- The WHO urged fully vaccinated people to continue to wear masks and practice other Covid-19 pandemic safety measures as the highly contagious delta variant spreads rapidly across the globe.
- "People cannot feel safe just because they had the two doses. They still need to protect themselves," WHO official Dr. Mariangela Simao told reporters.
The World Health Organization on Friday urged fully vaccinated people to continue to wear masks, social distance and practice other Covid-19 pandemic safety measures as the highly contagious delta variant spreads rapidly across the globe.
"People cannot feel safe just because they had the two doses.
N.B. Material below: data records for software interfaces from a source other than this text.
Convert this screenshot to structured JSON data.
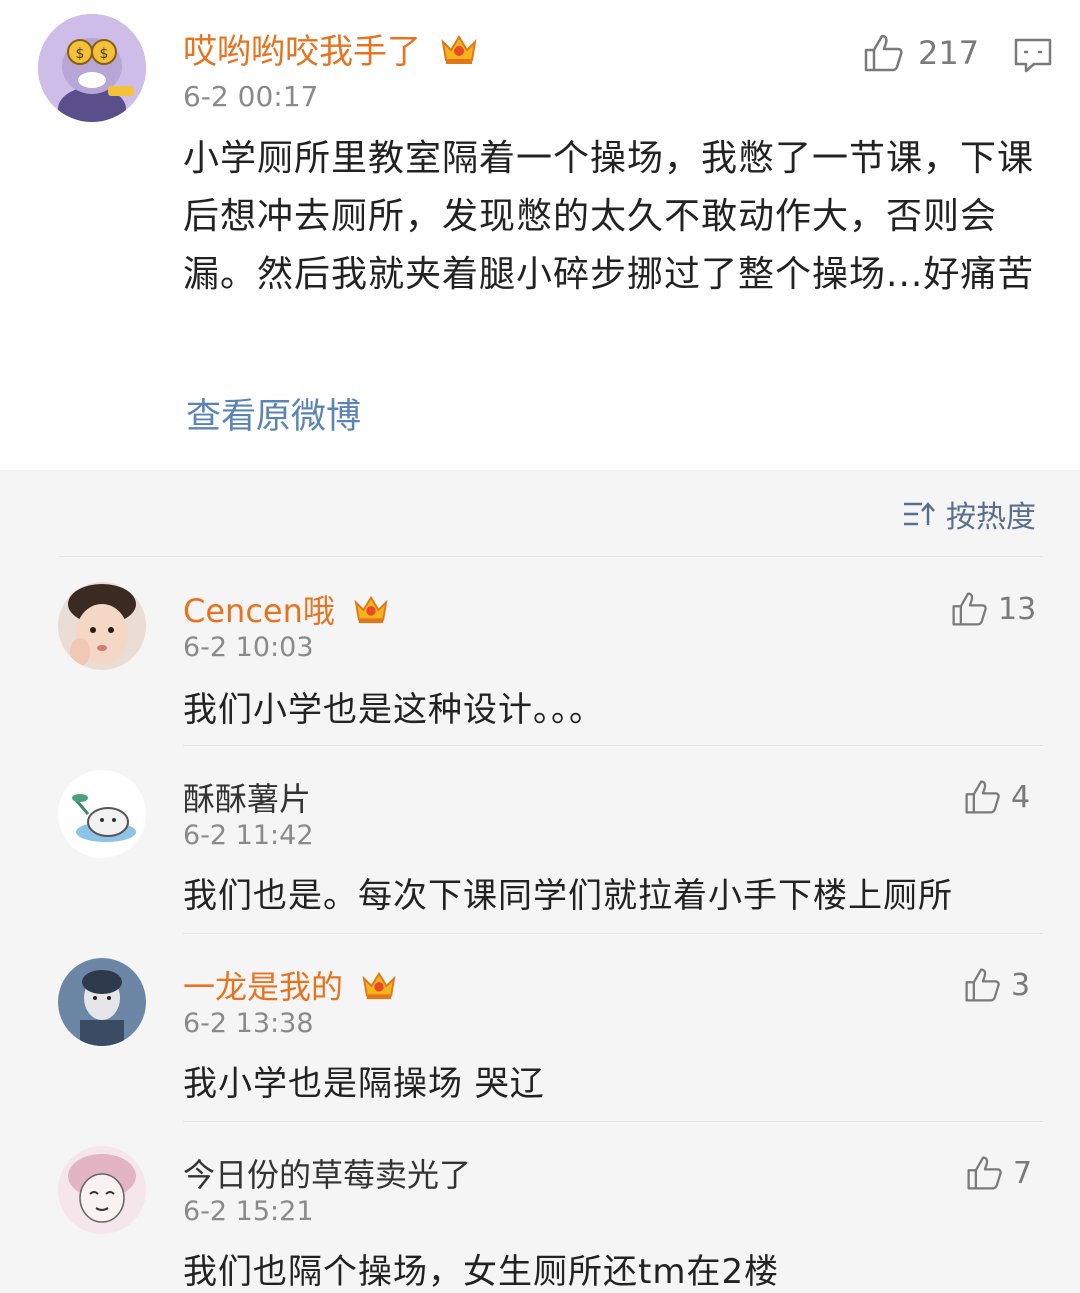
{
  "main_post": {
    "author": "哎哟哟咬我手了",
    "timestamp": "6-2 00:17",
    "like_count": "217",
    "text": "小学厕所里教室隔着一个操场，我憋了一节课，下课后想冲去厕所，发现憋的太久不敢动作大，否则会漏。然后我就夹着腿小碎步挪过了整个操场...好痛苦",
    "view_original": "查看原微博"
  },
  "sort": {
    "label": "按热度"
  },
  "comments": [
    {
      "author": "Cencen哦",
      "vip": true,
      "timestamp": "6-2 10:03",
      "text": "我们小学也是这种设计。。。",
      "like_count": "13"
    },
    {
      "author": "酥酥薯片",
      "vip": false,
      "timestamp": "6-2 11:42",
      "text": "我们也是。每次下课同学们就拉着小手下楼上厕所",
      "like_count": "4"
    },
    {
      "author": "一龙是我的",
      "vip": true,
      "timestamp": "6-2 13:38",
      "text": "我小学也是隔操场 哭辽",
      "like_count": "3"
    },
    {
      "author": "今日份的草莓卖光了",
      "vip": false,
      "timestamp": "6-2 15:21",
      "text": "我们也隔个操场，女生厕所还tm在2楼",
      "like_count": "7"
    }
  ],
  "colors": {
    "vip_name": "#e8731f",
    "link": "#5a84b6",
    "muted": "#8a8a8a",
    "background": "#f5f5f5"
  },
  "icons": [
    "thumbs-up-icon",
    "comment-icon",
    "vip-crown-icon",
    "sort-icon",
    "avatar"
  ]
}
They still need to protect themselves," Dr. Mariangela Simao, WHO assistant director-general for access to medicines and health products, said during a news briefing from the agency's Geneva headquarters.
"Vaccine alone won't stop community transmission," Simao added. "People need to continue to use masks consistently, be in ventilated spaces, hand hygiene ... the physical distance, avoid crowding. This still continues to be extremely important, even if you're vaccinated when you have a community transmission ongoing."
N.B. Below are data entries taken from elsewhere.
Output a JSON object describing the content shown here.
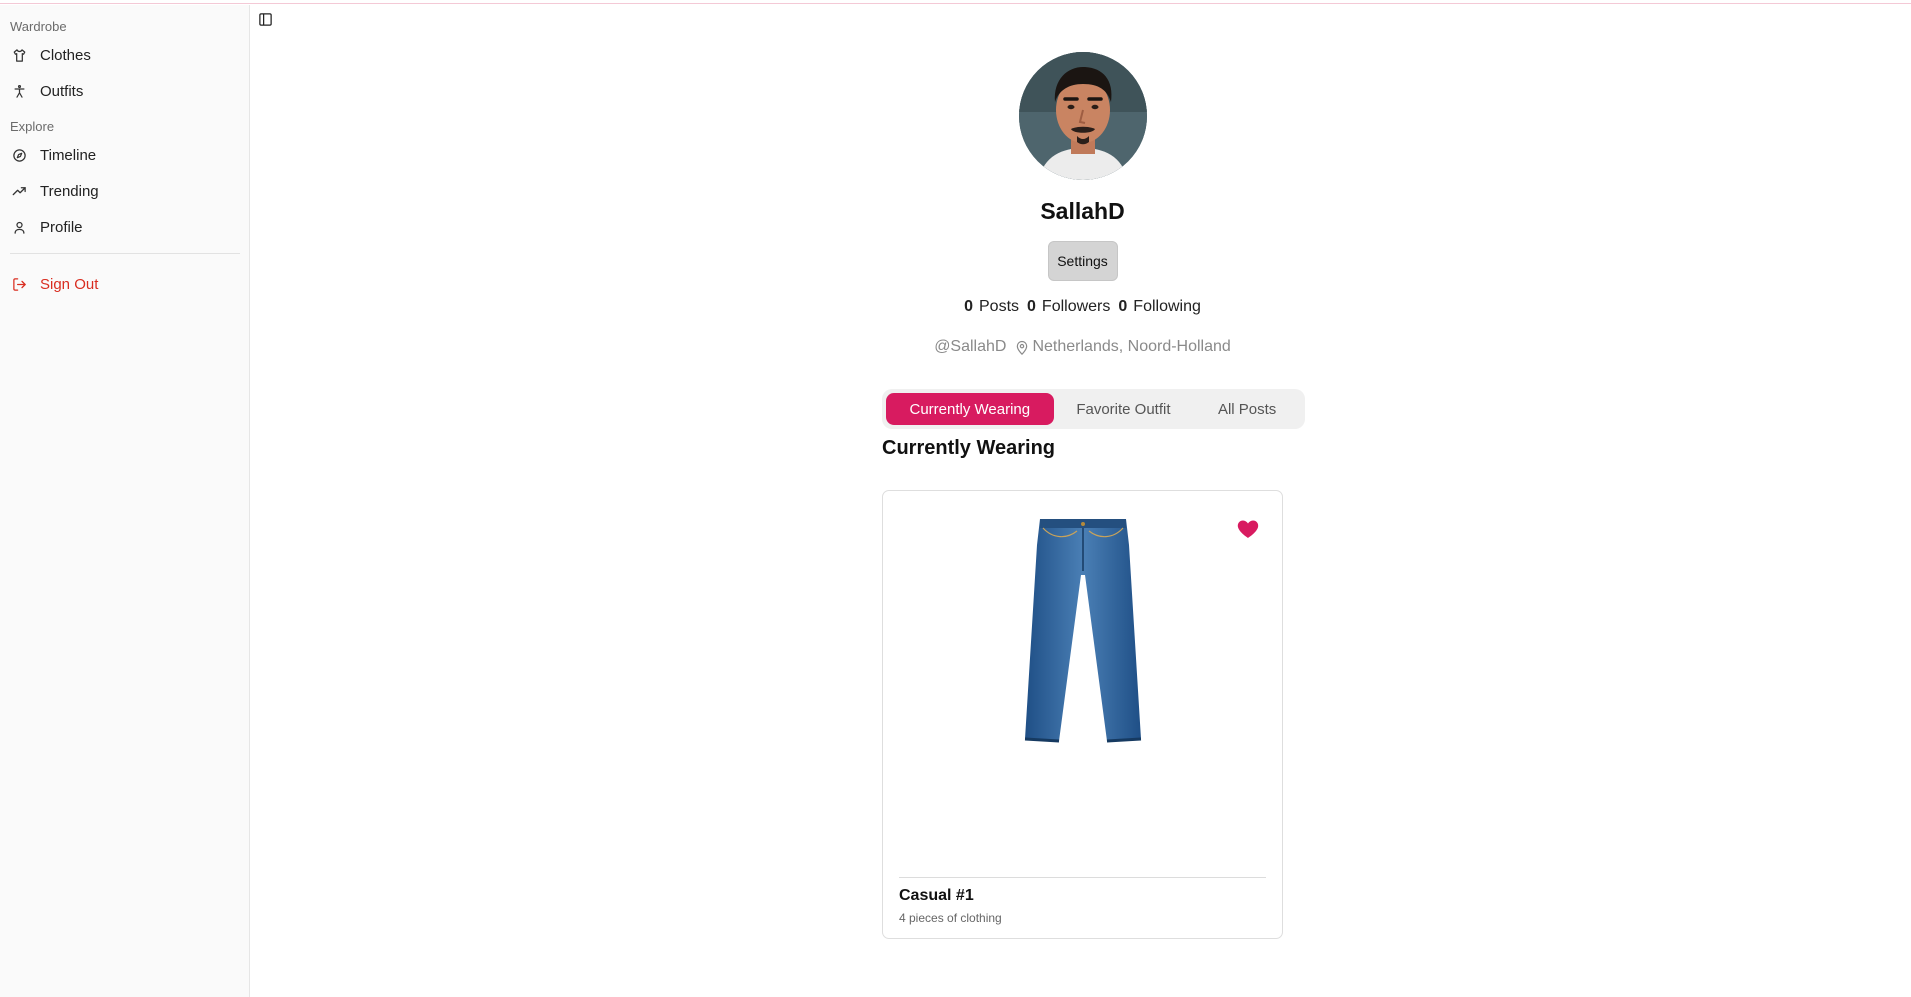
{
  "sidebar": {
    "groups": [
      {
        "label": "Wardrobe",
        "items": [
          {
            "label": "Clothes",
            "icon": "shirt-icon"
          },
          {
            "label": "Outfits",
            "icon": "person-icon"
          }
        ]
      },
      {
        "label": "Explore",
        "items": [
          {
            "label": "Timeline",
            "icon": "compass-icon"
          },
          {
            "label": "Trending",
            "icon": "trending-up-icon"
          },
          {
            "label": "Profile",
            "icon": "user-icon"
          }
        ]
      }
    ],
    "sign_out": {
      "label": "Sign Out",
      "icon": "log-out-icon"
    }
  },
  "profile": {
    "username": "SallahD",
    "settings_label": "Settings",
    "stats": [
      {
        "value": "0",
        "label": "Posts"
      },
      {
        "value": "0",
        "label": "Followers"
      },
      {
        "value": "0",
        "label": "Following"
      }
    ],
    "handle": "@SallahD",
    "location": "Netherlands, Noord-Holland"
  },
  "tabs": [
    {
      "label": "Currently Wearing",
      "active": true
    },
    {
      "label": "Favorite Outfit",
      "active": false
    },
    {
      "label": "All Posts",
      "active": false
    }
  ],
  "section_title": "Currently Wearing",
  "outfit_card": {
    "title": "Casual #1",
    "subtitle": "4 pieces of clothing",
    "favorited": true,
    "image": "jeans-image"
  },
  "colors": {
    "accent": "#d81b60",
    "danger": "#d92d20"
  }
}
The health organization's comments come as some countries, including the United States, have largely done away with masks and pandemic-related restrictions as the Covid vaccines have helped drive down the number of new infections and deaths.
The number of new infections in the U.S. has held steady over the last week at an average of 11,659 new cases per day, according to data compiled by Johns Hopkins University. Still, new infections have been plummeting over the last several months.
WHO officials said they are asking fully vaccinated people to continue to "play it safe" because a large portion of the world remains unvaccinated and highly contagious variants, like delta, are spreading in many countries, spurring outbreaks.
The Wall Street Journal reported Friday that about half of adults infected in an outbreak of the delta variant in Israel were fully vaccinated with the Pfizer-BioNTech vaccine, prompting the government there to reimpose an indoor mask requirement and other measures.
"Yes, you can reduce some measures and different countries have different recommendations in that regard. But there's still the need for caution," Dr. Bruce Aylward, a senior advisor to the WHO's director-general, said at the briefing. "As we are seeing, there are new variants emerging."
The WHO said last week that delta is becoming the dominant variant of the disease worldwide.
WHO officials have said the variant, first found in India but now in at least 92 countries, is the fastest and fittest coronavirus strain yet, and it will "pick off" the most vulnerable people, especially in places with low Covid vaccination rates.
They said there were reports that the delta variant also causes more severe symptoms, but that more research is needed to confirm those conclusions. Still, there are signs the delta strain could provoke different symptoms than other variants.
It has the potential "to be more lethal because it's more efficient in the way it transmits between humans and it will eventually find those vulnerable individuals who will become severely ill, have to be hospitalized and potentially die," Dr. Mike Ryan, executive director of the WHO's health emergencies program, said Monday.
In the U.S., President Joe Biden said Covid deaths nationwide will continue to rise due to the spread of the "dangerous" delta variant, calling it a "serious concern."
He warned that Americans who are still unvaccinated are especially at risk.
"Six hundred thousand-plus Americans have died, and with this delta variant you know there's going to be others as well. You know it's going to happen. We've got to get young people vaccinated," Biden said Thursday at a community center in Raleigh, North Carolina